> What you need to do: Your job is to return every line of the listing holding the string "this".

> Dataset extract:
——

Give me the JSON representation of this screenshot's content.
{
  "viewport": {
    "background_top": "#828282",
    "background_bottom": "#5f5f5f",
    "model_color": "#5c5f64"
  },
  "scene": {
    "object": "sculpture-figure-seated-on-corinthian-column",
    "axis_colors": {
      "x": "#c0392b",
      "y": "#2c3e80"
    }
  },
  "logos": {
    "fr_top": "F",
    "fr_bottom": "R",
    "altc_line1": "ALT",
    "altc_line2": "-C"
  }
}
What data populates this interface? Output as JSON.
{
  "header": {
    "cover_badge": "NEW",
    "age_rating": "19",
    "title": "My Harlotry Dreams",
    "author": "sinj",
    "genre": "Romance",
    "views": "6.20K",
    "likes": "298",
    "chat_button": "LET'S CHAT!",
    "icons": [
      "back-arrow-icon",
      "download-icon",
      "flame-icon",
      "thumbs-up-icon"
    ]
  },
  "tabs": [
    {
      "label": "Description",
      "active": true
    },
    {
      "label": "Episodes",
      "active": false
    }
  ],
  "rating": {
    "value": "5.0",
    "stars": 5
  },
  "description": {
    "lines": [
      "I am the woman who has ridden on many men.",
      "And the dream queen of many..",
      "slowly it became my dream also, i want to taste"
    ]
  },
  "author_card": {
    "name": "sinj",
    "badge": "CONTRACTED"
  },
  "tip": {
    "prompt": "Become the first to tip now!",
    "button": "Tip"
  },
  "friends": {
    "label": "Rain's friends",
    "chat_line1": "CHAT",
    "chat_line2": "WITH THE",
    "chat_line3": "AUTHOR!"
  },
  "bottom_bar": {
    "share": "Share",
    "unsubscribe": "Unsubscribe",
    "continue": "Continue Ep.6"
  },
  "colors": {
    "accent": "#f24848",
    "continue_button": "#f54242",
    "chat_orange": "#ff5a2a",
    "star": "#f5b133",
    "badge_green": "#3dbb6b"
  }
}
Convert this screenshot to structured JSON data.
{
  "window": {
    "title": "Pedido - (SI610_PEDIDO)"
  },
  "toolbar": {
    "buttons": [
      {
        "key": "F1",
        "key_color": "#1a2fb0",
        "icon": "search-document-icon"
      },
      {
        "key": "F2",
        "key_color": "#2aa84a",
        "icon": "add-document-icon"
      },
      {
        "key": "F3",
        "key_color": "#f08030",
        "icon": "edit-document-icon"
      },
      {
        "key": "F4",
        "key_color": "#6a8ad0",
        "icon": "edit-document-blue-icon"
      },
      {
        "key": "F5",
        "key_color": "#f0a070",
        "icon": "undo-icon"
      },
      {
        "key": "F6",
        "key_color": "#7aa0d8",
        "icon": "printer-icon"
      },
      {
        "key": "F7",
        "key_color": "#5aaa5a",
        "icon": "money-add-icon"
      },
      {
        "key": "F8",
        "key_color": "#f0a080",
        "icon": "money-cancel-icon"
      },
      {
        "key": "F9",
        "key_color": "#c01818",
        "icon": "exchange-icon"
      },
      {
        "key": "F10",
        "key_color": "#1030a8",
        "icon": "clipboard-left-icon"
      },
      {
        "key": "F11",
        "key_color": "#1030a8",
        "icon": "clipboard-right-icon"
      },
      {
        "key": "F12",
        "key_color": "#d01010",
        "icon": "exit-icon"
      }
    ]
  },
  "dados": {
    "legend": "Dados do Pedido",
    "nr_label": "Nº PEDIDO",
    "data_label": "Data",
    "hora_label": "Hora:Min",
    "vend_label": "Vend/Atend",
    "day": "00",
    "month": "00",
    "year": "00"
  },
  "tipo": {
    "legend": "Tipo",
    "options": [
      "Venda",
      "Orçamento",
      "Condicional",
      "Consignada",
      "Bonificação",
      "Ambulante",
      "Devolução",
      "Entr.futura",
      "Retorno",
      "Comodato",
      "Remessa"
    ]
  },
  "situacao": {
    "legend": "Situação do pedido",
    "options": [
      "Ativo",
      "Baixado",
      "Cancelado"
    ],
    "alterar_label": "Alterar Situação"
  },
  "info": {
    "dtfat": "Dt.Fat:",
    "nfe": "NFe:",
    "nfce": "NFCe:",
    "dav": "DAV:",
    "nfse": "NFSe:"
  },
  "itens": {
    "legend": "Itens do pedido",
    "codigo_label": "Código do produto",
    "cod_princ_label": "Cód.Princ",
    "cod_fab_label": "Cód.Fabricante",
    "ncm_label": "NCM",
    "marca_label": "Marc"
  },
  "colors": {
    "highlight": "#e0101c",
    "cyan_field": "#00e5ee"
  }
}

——

> Exercise response:
Give me the JSON representation of this screenshot's content.
What data populates this interface? Output as JSON.
Convert this screenshot to structured JSON data.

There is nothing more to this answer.